- Item. In Tabasco state this September 7th, Jose Francisco Fuentes, a rising star in the PRI firmament and candidate for the state congress, his wife, and two children were murdered in what the New York Times described as “an apparent drug hit.” Three teenagers have been accused of the killings but, as in Michoacan and in the Josmar imbroglio, incredulity is rife. The Mexican justice industry is famous for “fabricando cupables” (literally “manufacturing guilty parties”).
- Item. On September 10th, a gang of gunsels perhaps tied to the Zetas opened fire on a motorcade in which Zacatecas Governor Amalia Garcia, a PRD honcho, was thought to be traveling. Although two of her drivers were grievously wounded, Garcia was unhurt.
President Calderon has also received an undisclosed number of death threats.
This pandemic of paranoia is surging just as the Bicentennial of Independence from Spain and the 100th year anniversary of the start of the Mexican Revolution hove into view. Despite continuing economic collapse that has added 10,000,000 citizens to the ranks of the country’s 70,000,000 poor, President Calderon budgeted billions of pesos for the festivities, rejecting the cautions of his peers.
The new U.S. Ambassador Carlos Pascual recently expressed concern that as the downturn deepens and unemployed youth are sucked up by the drug cartels or join the armed opposition in frustration, the level of violence could soon be uncontainable. Seventy per cent of the 14,000 drug war victims counted by the Public Security Secretariat were between the ages of 20 and 35.
Anticipating destabilization in the 2010 Bicentennial year, it is no secret that Calderon has stepped up surveillance of radical sectors. Despite slashed budgets, the National Security and Information Center (CISEN), Mexico’s lead intelligence agency, has been ascribed 2.4 billion pesos for the coming year, a quarter of the Interior Secretariat’s total allocation — Interior oversees national security. CISEN budgets have tripled since 2007 when the clandestine Popular Revolutionary Army (EPR) thrice bombed PEMEX petroleum pipelines.

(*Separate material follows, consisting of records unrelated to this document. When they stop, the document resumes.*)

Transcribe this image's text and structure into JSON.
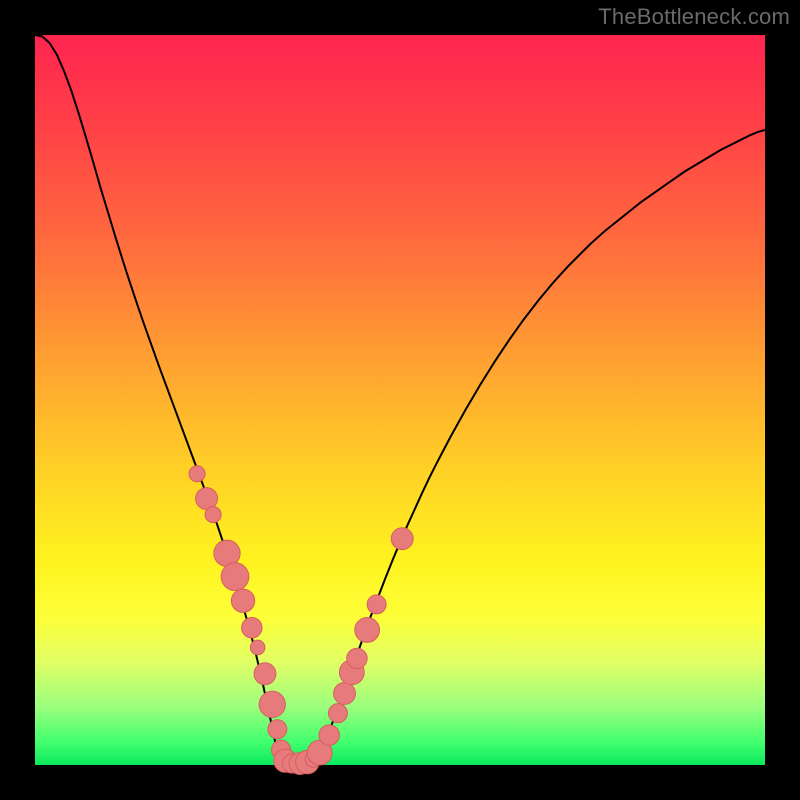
{
  "domain": "Chart",
  "watermark": "TheBottleneck.com",
  "colors": {
    "frame": "#000000",
    "curve": "#000000",
    "marker_fill": "#e77b7b",
    "marker_stroke": "#d65e5e",
    "gradient_top": "#ff2550",
    "gradient_bottom": "#0ce85e"
  },
  "chart_data": {
    "type": "line",
    "title": "",
    "xlabel": "",
    "ylabel": "",
    "xlim": [
      0,
      100
    ],
    "ylim": [
      0,
      100
    ],
    "x": [
      0,
      1,
      2,
      3,
      4,
      5,
      6,
      7,
      8,
      9,
      10,
      11,
      12,
      13,
      14,
      15,
      16,
      17,
      18,
      19,
      20,
      21,
      22,
      23,
      24,
      25,
      26,
      27,
      28,
      29,
      30,
      31,
      32,
      33,
      34,
      35,
      36,
      37,
      38,
      39,
      40,
      41,
      42,
      43,
      44,
      45,
      46,
      47,
      48,
      49,
      50,
      51,
      52,
      53,
      54,
      55,
      56,
      57,
      58,
      59,
      60,
      61,
      62,
      63,
      64,
      65,
      66,
      67,
      68,
      69,
      70,
      71,
      72,
      73,
      74,
      75,
      76,
      77,
      78,
      79,
      80,
      81,
      82,
      83,
      84,
      85,
      86,
      87,
      88,
      89,
      90,
      91,
      92,
      93,
      94,
      95,
      96,
      97,
      98,
      99,
      100
    ],
    "y": [
      100.0,
      99.8,
      98.9,
      97.3,
      95.0,
      92.3,
      89.2,
      85.9,
      82.5,
      79.0,
      75.7,
      72.4,
      69.2,
      66.1,
      63.1,
      60.2,
      57.4,
      54.6,
      51.9,
      49.2,
      46.5,
      43.8,
      41.1,
      38.4,
      35.6,
      32.8,
      29.8,
      26.7,
      23.5,
      20.0,
      16.3,
      12.1,
      7.5,
      2.7,
      0.5,
      0.2,
      0.2,
      0.3,
      0.9,
      2.1,
      4.0,
      6.4,
      9.1,
      11.9,
      14.8,
      17.6,
      20.4,
      23.0,
      25.6,
      28.1,
      30.5,
      32.8,
      35.0,
      37.2,
      39.3,
      41.3,
      43.2,
      45.1,
      46.9,
      48.7,
      50.4,
      52.1,
      53.7,
      55.3,
      56.8,
      58.3,
      59.7,
      61.1,
      62.4,
      63.7,
      64.9,
      66.1,
      67.2,
      68.3,
      69.3,
      70.3,
      71.3,
      72.2,
      73.1,
      73.9,
      74.7,
      75.5,
      76.3,
      77.1,
      77.8,
      78.5,
      79.2,
      79.9,
      80.6,
      81.3,
      81.9,
      82.5,
      83.1,
      83.7,
      84.3,
      84.8,
      85.3,
      85.8,
      86.3,
      86.7,
      87.0
    ],
    "markers": [
      {
        "x": 22.2,
        "y": 39.9,
        "r": 1.1
      },
      {
        "x": 23.5,
        "y": 36.5,
        "r": 1.5
      },
      {
        "x": 24.4,
        "y": 34.3,
        "r": 1.1
      },
      {
        "x": 26.3,
        "y": 29.0,
        "r": 1.8
      },
      {
        "x": 27.4,
        "y": 25.8,
        "r": 1.9
      },
      {
        "x": 28.5,
        "y": 22.5,
        "r": 1.6
      },
      {
        "x": 29.7,
        "y": 18.8,
        "r": 1.4
      },
      {
        "x": 30.5,
        "y": 16.1,
        "r": 1.0
      },
      {
        "x": 31.5,
        "y": 12.5,
        "r": 1.5
      },
      {
        "x": 32.5,
        "y": 8.3,
        "r": 1.8
      },
      {
        "x": 33.2,
        "y": 4.9,
        "r": 1.3
      },
      {
        "x": 33.7,
        "y": 2.1,
        "r": 1.3
      },
      {
        "x": 34.3,
        "y": 0.6,
        "r": 1.6
      },
      {
        "x": 35.2,
        "y": 0.2,
        "r": 1.3
      },
      {
        "x": 36.3,
        "y": 0.2,
        "r": 1.5
      },
      {
        "x": 37.3,
        "y": 0.4,
        "r": 1.6
      },
      {
        "x": 38.1,
        "y": 0.8,
        "r": 1.1
      },
      {
        "x": 39.0,
        "y": 1.7,
        "r": 1.7
      },
      {
        "x": 40.3,
        "y": 4.1,
        "r": 1.4
      },
      {
        "x": 41.5,
        "y": 7.1,
        "r": 1.3
      },
      {
        "x": 42.4,
        "y": 9.8,
        "r": 1.5
      },
      {
        "x": 43.4,
        "y": 12.7,
        "r": 1.7
      },
      {
        "x": 44.1,
        "y": 14.6,
        "r": 1.4
      },
      {
        "x": 45.5,
        "y": 18.5,
        "r": 1.7
      },
      {
        "x": 46.8,
        "y": 22.0,
        "r": 1.3
      },
      {
        "x": 50.3,
        "y": 31.0,
        "r": 1.5
      }
    ]
  }
}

The “Focos Rojo” (red lights) are flashing in Chiapas, Guerrero, Oaxaca (Chavez Chavez was the government negotiator during the 2006 uprising in that southern state in which 26 activists lost their lives), Mexico state, and Mexico City. By most counts, a half dozen guerrilla formations are active in Mexico but more are lurking in the wings.
Three bombings in Mexico City during the past two weeks (a bank, an auto showroom, a luxury clothing store) have been claimed by the previously unknown “Subversive Front For Global Liberation” and “The Autonomous Cells of The Immediate Revolution — Praxides C. Guerrero.” (Guerrero was an anarchist fighter a hundred years ago during the Mexican revolution who once wrote “our violence is not justice — it is just necessary.”) Anarchist symbols and scrawled “pintas” (slogans) at the bombing scenes decried animal abuse and the building of new prisons.
But more worrisome to the Mexican and U.S. security apparatuses than pierced youths sporting Mohawks, is the very real possibility that narco-commandos and the guerrilla movements will strike an accord to move together against the “mal gobierno” (bad government.) Although guerrilla groups like the Zapatista Army of National Liberation distance themselves from the drug gangs, the prospect of creating havoc during the bicentennial celebrations may be too tempting to pass up. Indeed, several recent attacks by drug gang commandos have resembled classic guerrilla actions.
As fear and loathing ratchet upwards south of the border, paranoia is the password. But as psychoanalysts reason, if there is something real to fear the pathology is not paranoia at all but rather what’s really happening.
[John Ross’s monstrous tome El Monstruo — Dread & Redemption in Mexico City, will be published by Nation Books this November. His Iraqigirl (Haymarket Books), the diary of a teenager growing up under U.S. occupation, is in the stores. The author will soon embark on a 2009-2010 “Ross & Revolution” U.S. tour and is hunting venues at which to present both volumes. If you have further info take a minute to contact firstname.lastname@example.org.]